__Work to complete__:
Repeat all of the material exactly, with no line missing.
- - - - - - -
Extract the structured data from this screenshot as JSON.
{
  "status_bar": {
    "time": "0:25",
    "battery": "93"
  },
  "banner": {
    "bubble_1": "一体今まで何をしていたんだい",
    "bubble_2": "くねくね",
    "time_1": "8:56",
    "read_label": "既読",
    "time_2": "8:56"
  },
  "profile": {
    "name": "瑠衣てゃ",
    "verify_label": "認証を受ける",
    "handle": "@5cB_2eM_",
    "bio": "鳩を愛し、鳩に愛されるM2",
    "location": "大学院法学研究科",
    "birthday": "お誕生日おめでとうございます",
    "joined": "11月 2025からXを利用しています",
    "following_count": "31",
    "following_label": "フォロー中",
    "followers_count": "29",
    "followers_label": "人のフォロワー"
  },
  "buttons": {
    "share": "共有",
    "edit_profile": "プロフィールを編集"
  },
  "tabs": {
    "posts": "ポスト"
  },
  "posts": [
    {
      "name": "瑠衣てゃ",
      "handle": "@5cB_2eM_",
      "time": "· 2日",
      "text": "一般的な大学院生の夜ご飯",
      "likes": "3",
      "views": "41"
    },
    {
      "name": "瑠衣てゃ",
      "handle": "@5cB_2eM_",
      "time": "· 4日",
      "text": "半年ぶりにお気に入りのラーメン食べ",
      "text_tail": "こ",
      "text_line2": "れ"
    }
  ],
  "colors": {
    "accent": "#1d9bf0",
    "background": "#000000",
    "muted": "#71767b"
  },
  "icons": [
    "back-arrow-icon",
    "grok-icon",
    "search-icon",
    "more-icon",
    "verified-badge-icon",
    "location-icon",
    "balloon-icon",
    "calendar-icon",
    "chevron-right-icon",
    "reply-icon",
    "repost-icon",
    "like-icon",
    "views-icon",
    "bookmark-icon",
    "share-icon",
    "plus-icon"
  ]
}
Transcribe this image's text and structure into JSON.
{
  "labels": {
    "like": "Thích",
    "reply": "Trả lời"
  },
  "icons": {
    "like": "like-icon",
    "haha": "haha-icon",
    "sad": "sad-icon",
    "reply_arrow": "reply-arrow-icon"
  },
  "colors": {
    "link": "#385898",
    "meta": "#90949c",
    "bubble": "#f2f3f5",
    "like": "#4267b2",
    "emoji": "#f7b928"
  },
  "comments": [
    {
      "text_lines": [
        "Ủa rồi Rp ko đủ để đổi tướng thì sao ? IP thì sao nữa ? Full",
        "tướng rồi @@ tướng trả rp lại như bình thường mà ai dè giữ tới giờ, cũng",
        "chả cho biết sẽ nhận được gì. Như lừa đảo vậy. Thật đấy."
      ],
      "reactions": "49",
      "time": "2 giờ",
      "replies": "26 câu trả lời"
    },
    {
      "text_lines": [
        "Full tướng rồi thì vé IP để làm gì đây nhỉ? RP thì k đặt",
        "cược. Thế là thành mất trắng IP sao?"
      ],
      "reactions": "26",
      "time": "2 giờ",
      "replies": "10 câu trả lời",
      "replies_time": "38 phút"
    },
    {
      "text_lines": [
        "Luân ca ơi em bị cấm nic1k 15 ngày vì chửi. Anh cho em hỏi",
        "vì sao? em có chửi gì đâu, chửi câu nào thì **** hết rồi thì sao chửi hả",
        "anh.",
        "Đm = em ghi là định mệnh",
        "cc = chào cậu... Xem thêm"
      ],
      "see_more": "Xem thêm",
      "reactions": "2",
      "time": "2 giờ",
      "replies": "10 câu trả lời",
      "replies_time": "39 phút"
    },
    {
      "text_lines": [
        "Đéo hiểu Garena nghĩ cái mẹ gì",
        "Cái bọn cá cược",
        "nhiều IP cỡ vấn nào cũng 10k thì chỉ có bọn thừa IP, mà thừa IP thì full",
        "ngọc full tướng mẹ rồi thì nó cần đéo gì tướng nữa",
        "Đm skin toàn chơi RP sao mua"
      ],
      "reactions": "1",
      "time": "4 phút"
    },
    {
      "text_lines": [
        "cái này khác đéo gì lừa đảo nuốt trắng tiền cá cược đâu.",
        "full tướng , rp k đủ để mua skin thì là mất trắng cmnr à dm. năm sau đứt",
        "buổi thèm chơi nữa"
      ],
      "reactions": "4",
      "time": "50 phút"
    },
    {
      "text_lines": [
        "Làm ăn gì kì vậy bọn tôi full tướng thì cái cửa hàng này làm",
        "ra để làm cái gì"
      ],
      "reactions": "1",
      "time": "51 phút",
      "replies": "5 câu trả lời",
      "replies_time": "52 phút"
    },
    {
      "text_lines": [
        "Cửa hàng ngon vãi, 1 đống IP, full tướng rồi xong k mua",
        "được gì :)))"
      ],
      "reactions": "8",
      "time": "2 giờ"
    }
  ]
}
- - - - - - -
__Exercise output__:
Extract the structured data from this screenshot as JSON.
{
  "status_bar": {
    "time": "0:25",
    "battery": "93"
  },
  "banner": {
    "bubble_1": "一体今まで何をしていたんだい",
    "bubble_2": "くねくね",
    "time_1": "8:56",
    "read_label": "既読",
    "time_2": "8:56"
  },
  "profile": {
    "name": "瑠衣てゃ",
    "verify_label": "認証を受ける",
    "handle": "@5cB_2eM_",
    "bio": "鳩を愛し、鳩に愛されるM2",
    "location": "大学院法学研究科",
    "birthday": "お誕生日おめでとうございます",
    "joined": "11月 2025からXを利用しています",
    "following_count": "31",
    "following_label": "フォロー中",
    "followers_count": "29",
    "followers_label": "人のフォロワー"
  },
  "buttons": {
    "share": "共有",
    "edit_profile": "プロフィールを編集"
  },
  "tabs": {
    "posts": "ポスト"
  },
  "posts": [
    {
      "name": "瑠衣てゃ",
      "handle": "@5cB_2eM_",
      "time": "· 2日",
      "text": "一般的な大学院生の夜ご飯",
      "likes": "3",
      "views": "41"
    },
    {
      "name": "瑠衣てゃ",
      "handle": "@5cB_2eM_",
      "time": "· 4日",
      "text": "半年ぶりにお気に入りのラーメン食べ",
      "text_tail": "こ",
      "text_line2": "れ"
    }
  ],
  "colors": {
    "accent": "#1d9bf0",
    "background": "#000000",
    "muted": "#71767b"
  },
  "icons": [
    "back-arrow-icon",
    "grok-icon",
    "search-icon",
    "more-icon",
    "verified-badge-icon",
    "location-icon",
    "balloon-icon",
    "calendar-icon",
    "chevron-right-icon",
    "reply-icon",
    "repost-icon",
    "like-icon",
    "views-icon",
    "bookmark-icon",
    "share-icon",
    "plus-icon"
  ]
}
Transcribe this image's text and structure into JSON.
{
  "labels": {
    "like": "Thích",
    "reply": "Trả lời"
  },
  "icons": {
    "like": "like-icon",
    "haha": "haha-icon",
    "sad": "sad-icon",
    "reply_arrow": "reply-arrow-icon"
  },
  "colors": {
    "link": "#385898",
    "meta": "#90949c",
    "bubble": "#f2f3f5",
    "like": "#4267b2",
    "emoji": "#f7b928"
  },
  "comments": [
    {
      "text_lines": [
        "Ủa rồi Rp ko đủ để đổi tướng thì sao ? IP thì sao nữa ? Full",
        "tướng rồi @@ tướng trả rp lại như bình thường mà ai dè giữ tới giờ, cũng",
        "chả cho biết sẽ nhận được gì. Như lừa đảo vậy. Thật đấy."
      ],
      "reactions": "49",
      "time": "2 giờ",
      "replies": "26 câu trả lời"
    },
    {
      "text_lines": [
        "Full tướng rồi thì vé IP để làm gì đây nhỉ? RP thì k đặt",
        "cược. Thế là thành mất trắng IP sao?"
      ],
      "reactions": "26",
      "time": "2 giờ",
      "replies": "10 câu trả lời",
      "replies_time": "38 phút"
    },
    {
      "text_lines": [
        "Luân ca ơi em bị cấm nic1k 15 ngày vì chửi. Anh cho em hỏi",
        "vì sao? em có chửi gì đâu, chửi câu nào thì **** hết rồi thì sao chửi hả",
        "anh.",
        "Đm = em ghi là định mệnh",
        "cc = chào cậu... Xem thêm"
      ],
      "see_more": "Xem thêm",
      "reactions": "2",
      "time": "2 giờ",
      "replies": "10 câu trả lời",
      "replies_time": "39 phút"
    },
    {
      "text_lines": [
        "Đéo hiểu Garena nghĩ cái mẹ gì",
        "Cái bọn cá cược",
        "nhiều IP cỡ vấn nào cũng 10k thì chỉ có bọn thừa IP, mà thừa IP thì full",
        "ngọc full tướng mẹ rồi thì nó cần đéo gì tướng nữa",
        "Đm skin toàn chơi RP sao mua"
      ],
      "reactions": "1",
      "time": "4 phút"
    },
    {
      "text_lines": [
        "cái này khác đéo gì lừa đảo nuốt trắng tiền cá cược đâu.",
        "full tướng , rp k đủ để mua skin thì là mất trắng cmnr à dm. năm sau đứt",
        "buổi thèm chơi nữa"
      ],
      "reactions": "4",
      "time": "50 phút"
    },
    {
      "text_lines": [
        "Làm ăn gì kì vậy bọn tôi full tướng thì cái cửa hàng này làm",
        "ra để làm cái gì"
      ],
      "reactions": "1",
      "time": "51 phút",
      "replies": "5 câu trả lời",
      "replies_time": "52 phút"
    },
    {
      "text_lines": [
        "Cửa hàng ngon vãi, 1 đống IP, full tướng rồi xong k mua",
        "được gì :)))"
      ],
      "reactions": "8",
      "time": "2 giờ"
    }
  ]
}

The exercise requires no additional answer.